    A West Virginia board Friday suspended the license of the operator of a pain management clinic where investigators found syringes were being reused. It was the second disciplinary action involving the doctor’s license within a decade.

    July 26, 2014

  • Candidates: Leave global warming debate to scientists

    Two West Virginia congressional hopefuls said during their first candidate forum matchup Thursday that the global warming debate is better left to scientists.
    Democrat Nick Casey and Republican Alex Mooney added that other countries should step up in reducing carbon emissions.

    July 24, 2014

  • Lawsuit filed over Dirty Girl Mud Run

    A lawsuit has been filed against the producers of a run that was canceled in Charleston in which participants were told they wouldn’t be issued refunds.

    July 24, 2014

  • WVa. man sues GM over wife's death

    A West Virginia man has filed a lawsuit against General Motors Corp., claiming a defective ignition switch in a Chevrolet Cobalt caused a 2006 accident that killed his pregnant wife.

    July 24, 2014

  • Feds commit to health studies on spilled chemical

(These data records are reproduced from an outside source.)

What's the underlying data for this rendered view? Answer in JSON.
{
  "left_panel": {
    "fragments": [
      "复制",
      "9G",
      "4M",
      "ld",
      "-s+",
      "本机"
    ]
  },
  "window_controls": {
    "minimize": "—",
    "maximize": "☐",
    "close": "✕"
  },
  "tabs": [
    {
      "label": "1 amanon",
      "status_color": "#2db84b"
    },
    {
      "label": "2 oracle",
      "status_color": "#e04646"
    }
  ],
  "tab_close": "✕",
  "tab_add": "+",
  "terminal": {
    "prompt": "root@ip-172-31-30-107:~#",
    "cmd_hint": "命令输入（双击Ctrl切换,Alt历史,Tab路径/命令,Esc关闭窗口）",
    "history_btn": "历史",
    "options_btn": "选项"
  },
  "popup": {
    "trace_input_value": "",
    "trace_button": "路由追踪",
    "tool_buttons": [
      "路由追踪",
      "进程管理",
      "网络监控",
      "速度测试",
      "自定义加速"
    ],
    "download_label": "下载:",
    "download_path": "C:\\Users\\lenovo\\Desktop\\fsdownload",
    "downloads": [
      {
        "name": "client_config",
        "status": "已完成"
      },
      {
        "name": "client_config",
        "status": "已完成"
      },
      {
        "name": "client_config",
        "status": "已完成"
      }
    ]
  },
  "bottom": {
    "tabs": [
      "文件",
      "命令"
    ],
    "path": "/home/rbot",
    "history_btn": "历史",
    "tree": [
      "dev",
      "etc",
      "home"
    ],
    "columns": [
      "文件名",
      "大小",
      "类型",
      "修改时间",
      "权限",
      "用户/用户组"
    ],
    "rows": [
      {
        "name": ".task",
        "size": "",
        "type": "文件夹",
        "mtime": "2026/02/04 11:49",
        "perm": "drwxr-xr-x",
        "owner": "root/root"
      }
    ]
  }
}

    After largely dismissing the possibility of long-term health problems, federal officials will conduct more studies on chemicals that spilled into West Virginia’s largest drinking water supply in January.
    In the next two months, federal health officials are also heading back to West Virginia.

    July 24, 2014

  • Park Service assesses impact of W.Va. attractions

    Four National Park Service attractions in West Virginia drew a total of 1.5 million visitors last year.

    July 23, 2014

  • This weekend's 'Dirty Girl' race canceled

    Organizers of a Charleston running event that was canceled for this weekend says it won’t issue refunds.

    July 23, 2014

House Ads
Featured Ads